Given data Start Marker

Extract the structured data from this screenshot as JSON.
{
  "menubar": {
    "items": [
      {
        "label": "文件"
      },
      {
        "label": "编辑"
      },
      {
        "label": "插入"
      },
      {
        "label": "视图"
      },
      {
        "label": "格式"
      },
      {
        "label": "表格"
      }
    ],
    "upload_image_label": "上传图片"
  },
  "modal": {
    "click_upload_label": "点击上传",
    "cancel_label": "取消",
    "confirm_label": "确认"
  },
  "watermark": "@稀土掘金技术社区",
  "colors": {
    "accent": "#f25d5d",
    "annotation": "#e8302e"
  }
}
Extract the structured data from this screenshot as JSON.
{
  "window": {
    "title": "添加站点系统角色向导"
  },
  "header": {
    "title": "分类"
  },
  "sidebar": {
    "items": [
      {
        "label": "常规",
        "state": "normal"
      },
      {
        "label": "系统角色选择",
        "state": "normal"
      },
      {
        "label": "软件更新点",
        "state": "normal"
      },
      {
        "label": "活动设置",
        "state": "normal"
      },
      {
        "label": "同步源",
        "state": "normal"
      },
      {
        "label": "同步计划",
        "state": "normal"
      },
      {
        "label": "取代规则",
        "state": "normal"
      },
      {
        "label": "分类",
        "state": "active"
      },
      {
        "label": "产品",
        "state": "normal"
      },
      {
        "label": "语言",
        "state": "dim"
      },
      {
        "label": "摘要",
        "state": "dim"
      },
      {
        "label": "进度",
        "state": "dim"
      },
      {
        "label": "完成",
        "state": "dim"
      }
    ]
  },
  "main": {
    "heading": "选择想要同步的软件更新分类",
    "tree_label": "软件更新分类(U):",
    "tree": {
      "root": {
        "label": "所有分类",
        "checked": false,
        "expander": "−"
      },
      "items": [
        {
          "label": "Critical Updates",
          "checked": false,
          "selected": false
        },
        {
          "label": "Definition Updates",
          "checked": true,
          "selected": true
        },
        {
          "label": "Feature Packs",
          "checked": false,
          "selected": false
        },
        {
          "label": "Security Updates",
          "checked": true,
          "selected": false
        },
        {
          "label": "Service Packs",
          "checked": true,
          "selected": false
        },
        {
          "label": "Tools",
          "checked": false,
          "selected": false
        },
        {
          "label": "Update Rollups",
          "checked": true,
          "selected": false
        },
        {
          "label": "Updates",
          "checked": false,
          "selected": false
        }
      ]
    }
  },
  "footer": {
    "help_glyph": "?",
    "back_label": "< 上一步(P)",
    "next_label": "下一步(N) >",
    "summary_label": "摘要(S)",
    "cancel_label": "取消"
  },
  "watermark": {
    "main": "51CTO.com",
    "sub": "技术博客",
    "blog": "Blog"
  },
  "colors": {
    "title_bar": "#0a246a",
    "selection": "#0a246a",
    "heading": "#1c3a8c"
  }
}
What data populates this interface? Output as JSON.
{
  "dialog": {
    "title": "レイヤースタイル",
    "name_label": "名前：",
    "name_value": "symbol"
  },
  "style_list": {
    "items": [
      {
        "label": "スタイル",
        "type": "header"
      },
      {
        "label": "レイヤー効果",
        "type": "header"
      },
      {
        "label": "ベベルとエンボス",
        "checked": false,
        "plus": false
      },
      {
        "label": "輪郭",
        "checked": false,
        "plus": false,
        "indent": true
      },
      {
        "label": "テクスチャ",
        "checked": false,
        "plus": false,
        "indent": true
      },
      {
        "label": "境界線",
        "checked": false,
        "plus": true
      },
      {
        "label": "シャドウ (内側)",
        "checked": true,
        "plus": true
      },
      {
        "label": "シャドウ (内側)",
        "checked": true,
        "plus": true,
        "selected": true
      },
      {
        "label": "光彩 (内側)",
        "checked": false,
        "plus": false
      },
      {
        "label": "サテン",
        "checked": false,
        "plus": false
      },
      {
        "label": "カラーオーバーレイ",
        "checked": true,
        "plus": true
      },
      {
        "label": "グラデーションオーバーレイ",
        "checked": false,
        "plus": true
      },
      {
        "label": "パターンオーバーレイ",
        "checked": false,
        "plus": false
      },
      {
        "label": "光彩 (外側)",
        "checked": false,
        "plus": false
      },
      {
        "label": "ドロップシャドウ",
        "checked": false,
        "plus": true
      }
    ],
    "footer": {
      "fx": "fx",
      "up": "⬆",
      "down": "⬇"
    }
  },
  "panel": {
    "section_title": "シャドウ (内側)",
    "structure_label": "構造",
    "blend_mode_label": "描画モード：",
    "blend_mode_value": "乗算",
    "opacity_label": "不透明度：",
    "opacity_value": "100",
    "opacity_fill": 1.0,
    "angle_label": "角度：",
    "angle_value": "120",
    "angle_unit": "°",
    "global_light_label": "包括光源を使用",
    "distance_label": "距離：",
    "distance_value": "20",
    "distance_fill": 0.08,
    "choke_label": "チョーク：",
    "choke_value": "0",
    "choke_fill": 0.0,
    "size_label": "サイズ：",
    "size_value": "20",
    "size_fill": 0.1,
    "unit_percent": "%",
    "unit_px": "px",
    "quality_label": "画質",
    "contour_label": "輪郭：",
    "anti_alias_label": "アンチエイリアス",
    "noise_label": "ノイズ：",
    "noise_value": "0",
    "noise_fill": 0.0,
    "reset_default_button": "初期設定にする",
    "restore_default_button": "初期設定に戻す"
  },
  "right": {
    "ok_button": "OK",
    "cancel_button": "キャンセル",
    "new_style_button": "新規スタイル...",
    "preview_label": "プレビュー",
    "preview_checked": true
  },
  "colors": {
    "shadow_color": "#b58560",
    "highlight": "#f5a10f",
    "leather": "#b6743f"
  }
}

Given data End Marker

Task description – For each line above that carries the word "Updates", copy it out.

Response to the exercise –
          "label": "Critical Updates",
          "label": "Definition Updates",
          "label": "Security Updates",
          "label": "Updates",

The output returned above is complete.